WHAT TO WORK ON. The expected output is an exact restatement of all the records.

INFORMATION SHOWN.
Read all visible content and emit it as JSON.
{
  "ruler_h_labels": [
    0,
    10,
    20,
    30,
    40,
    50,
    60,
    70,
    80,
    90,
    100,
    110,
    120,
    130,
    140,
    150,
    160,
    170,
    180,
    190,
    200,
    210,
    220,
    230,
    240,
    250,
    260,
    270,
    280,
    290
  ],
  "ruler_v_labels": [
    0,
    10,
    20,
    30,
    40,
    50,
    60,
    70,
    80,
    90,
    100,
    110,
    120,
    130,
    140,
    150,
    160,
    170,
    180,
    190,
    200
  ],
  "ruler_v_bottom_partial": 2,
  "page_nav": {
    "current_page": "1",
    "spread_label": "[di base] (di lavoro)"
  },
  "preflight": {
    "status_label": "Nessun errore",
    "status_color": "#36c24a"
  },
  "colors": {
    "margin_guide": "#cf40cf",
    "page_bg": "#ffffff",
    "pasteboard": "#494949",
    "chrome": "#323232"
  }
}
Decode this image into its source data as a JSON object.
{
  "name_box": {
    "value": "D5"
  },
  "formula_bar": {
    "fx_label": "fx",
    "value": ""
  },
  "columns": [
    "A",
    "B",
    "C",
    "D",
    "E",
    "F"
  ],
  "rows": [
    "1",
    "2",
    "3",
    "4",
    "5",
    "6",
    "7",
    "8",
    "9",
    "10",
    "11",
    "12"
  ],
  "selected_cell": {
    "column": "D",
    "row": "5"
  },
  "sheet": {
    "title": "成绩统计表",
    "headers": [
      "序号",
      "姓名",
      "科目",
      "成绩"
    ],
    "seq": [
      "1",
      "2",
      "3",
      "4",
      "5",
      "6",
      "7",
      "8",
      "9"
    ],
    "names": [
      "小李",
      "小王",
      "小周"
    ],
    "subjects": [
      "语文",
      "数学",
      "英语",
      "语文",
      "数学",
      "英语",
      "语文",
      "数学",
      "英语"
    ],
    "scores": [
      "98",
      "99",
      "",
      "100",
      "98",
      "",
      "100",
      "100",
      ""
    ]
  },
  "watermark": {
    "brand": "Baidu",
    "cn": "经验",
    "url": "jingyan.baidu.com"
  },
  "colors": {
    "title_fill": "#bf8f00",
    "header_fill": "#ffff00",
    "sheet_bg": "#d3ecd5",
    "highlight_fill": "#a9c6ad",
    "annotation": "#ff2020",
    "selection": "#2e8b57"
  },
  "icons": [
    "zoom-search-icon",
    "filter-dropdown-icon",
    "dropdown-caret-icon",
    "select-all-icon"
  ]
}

TASK RESULT.
Read all visible content and emit it as JSON.
{
  "ruler_h_labels": [
    0,
    10,
    20,
    30,
    40,
    50,
    60,
    70,
    80,
    90,
    100,
    110,
    120,
    130,
    140,
    150,
    160,
    170,
    180,
    190,
    200,
    210,
    220,
    230,
    240,
    250,
    260,
    270,
    280,
    290
  ],
  "ruler_v_labels": [
    0,
    10,
    20,
    30,
    40,
    50,
    60,
    70,
    80,
    90,
    100,
    110,
    120,
    130,
    140,
    150,
    160,
    170,
    180,
    190,
    200
  ],
  "ruler_v_bottom_partial": 2,
  "page_nav": {
    "current_page": "1",
    "spread_label": "[di base] (di lavoro)"
  },
  "preflight": {
    "status_label": "Nessun errore",
    "status_color": "#36c24a"
  },
  "colors": {
    "margin_guide": "#cf40cf",
    "page_bg": "#ffffff",
    "pasteboard": "#494949",
    "chrome": "#323232"
  }
}
Decode this image into its source data as a JSON object.
{
  "name_box": {
    "value": "D5"
  },
  "formula_bar": {
    "fx_label": "fx",
    "value": ""
  },
  "columns": [
    "A",
    "B",
    "C",
    "D",
    "E",
    "F"
  ],
  "rows": [
    "1",
    "2",
    "3",
    "4",
    "5",
    "6",
    "7",
    "8",
    "9",
    "10",
    "11",
    "12"
  ],
  "selected_cell": {
    "column": "D",
    "row": "5"
  },
  "sheet": {
    "title": "成绩统计表",
    "headers": [
      "序号",
      "姓名",
      "科目",
      "成绩"
    ],
    "seq": [
      "1",
      "2",
      "3",
      "4",
      "5",
      "6",
      "7",
      "8",
      "9"
    ],
    "names": [
      "小李",
      "小王",
      "小周"
    ],
    "subjects": [
      "语文",
      "数学",
      "英语",
      "语文",
      "数学",
      "英语",
      "语文",
      "数学",
      "英语"
    ],
    "scores": [
      "98",
      "99",
      "",
      "100",
      "98",
      "",
      "100",
      "100",
      ""
    ]
  },
  "watermark": {
    "brand": "Baidu",
    "cn": "经验",
    "url": "jingyan.baidu.com"
  },
  "colors": {
    "title_fill": "#bf8f00",
    "header_fill": "#ffff00",
    "sheet_bg": "#d3ecd5",
    "highlight_fill": "#a9c6ad",
    "annotation": "#ff2020",
    "selection": "#2e8b57"
  },
  "icons": [
    "zoom-search-icon",
    "filter-dropdown-icon",
    "dropdown-caret-icon",
    "select-all-icon"
  ]
}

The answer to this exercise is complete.